The loading feature will normally be in the right pane of the following keys and will usually refer to the file name of the threat. Check these keys for suspicious entries:
With this branch selected, look in the right pane for the value: Userinit
This value should contain only C:\WINDOWS\system32\userinit.exe, and have no additional programs specified after the comma.
With this branch selected, look in the right pane for the value: load
This value should be blank.
If you suspect that a system is infected, then examine each of these keys. Determine whether Value Name or Value Data, including the (Default) value, refers to a suspicious file.
Browser Helper Object (BHO)
Looking for suspicious entries that may have been added as a BHO is much more complex than looking at the values of the keys shown above, as most BHOs are legitimate. Also, this requires you to look at two different areas in the registry.
- Go to:
HKEY_LOCAL_MACHINE\Software\Microsoft\Windows\CurrentVersion\Explorer\Browser Helper Objects
- Directly under that key, in the left pane, look for any CLSID sub keys.
They will look similar to this example:
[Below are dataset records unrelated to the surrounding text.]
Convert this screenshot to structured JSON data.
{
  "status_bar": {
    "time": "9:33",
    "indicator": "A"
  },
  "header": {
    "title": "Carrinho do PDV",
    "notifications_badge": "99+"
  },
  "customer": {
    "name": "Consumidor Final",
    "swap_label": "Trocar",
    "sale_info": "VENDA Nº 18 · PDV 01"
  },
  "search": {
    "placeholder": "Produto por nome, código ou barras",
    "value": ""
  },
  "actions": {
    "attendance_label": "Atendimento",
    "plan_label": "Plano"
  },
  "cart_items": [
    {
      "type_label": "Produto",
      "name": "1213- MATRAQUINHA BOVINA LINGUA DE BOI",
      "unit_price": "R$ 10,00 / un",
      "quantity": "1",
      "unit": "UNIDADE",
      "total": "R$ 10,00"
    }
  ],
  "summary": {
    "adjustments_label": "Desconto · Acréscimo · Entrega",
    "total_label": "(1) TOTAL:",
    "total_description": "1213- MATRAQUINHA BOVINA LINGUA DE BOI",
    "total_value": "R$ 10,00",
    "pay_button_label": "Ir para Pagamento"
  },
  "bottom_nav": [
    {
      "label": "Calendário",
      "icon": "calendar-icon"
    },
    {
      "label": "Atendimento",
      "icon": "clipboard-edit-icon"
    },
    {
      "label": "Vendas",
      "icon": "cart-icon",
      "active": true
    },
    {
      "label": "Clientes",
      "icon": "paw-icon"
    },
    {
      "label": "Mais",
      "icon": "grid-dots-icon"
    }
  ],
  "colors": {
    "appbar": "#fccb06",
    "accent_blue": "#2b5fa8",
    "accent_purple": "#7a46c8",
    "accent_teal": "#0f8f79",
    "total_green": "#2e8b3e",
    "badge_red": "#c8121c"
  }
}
- Write down each of the strings that you find (or copy and paste it into Notepad.)
- Browse to and expand the subkey:
HKEY_CLASSES_ROOT\CLSID\<string of letters and numbers>
where <string of letters and numbers>
is what you wrote down in step 3.
- Under the expanded subkey, select the InProcServer32 key.
- In the right pane, in the Name and Data columns--including the (Default) value--look for any file name that look suspicious.
- Search either the hard drive or the Web--or both--to either confirm or deny these suspicions. Only if you can confirm that the file name is linked to a malevolent file should you delete the value.
Other load points
Another possible method that is used to load an infector is to hide a file and place it--or a shortcut to it--in one of the Startup folders. In Windows NT-based environments, there can be multiple Startup folders.
- On the Windows desktop, right-click Start > Open All Users.
- Double-click Programs.
- Double-click Startup.
- Look for any suspicious files. Normally these will be shortcuts, but you may find .exe, .hta, or similar files. Be sure to set the view options to Show all files and to display file extensions.
- Repeat steps 2 through 4 for the current user's Startup group by right-clicking Start and then clicking Open.
Less common are loaders that hackers have placed on the system. These can be located in many different locations. In many cases, they can be found only by scanning with your Symantec AntiVirus product using current definitions.
Due to the nature of Windows 2000/XP, many threats run as a process, so that they can be protected by the operating system after they are executed. To look for these, open the Task Manager and look for them on the Processes tab. Because there are many processes running, you must either know the name of a specific process to look up (for example, as described in a virus write-up) or the names of processes that normally run on your computer.
- Close all programs, saving any work.
- Press Ctrl+Shift+Esc to open the Task Manager.
- On the Process tab, click Image Name twice to sort the processes.
- Look through the list for possible threats. When a suspicious process is located, select it, and then click End Process.
- You can now locate and delete the loader files, and then remove any load points from the registry.
For information on common loading points for Windows 9x and Windows 3.1x operating systems, read Common loading points for viruses, worms, and Trojan horse programs on Windows 98/95/3.1x.
Article URL http://www.symantec.com/docs/TECH99331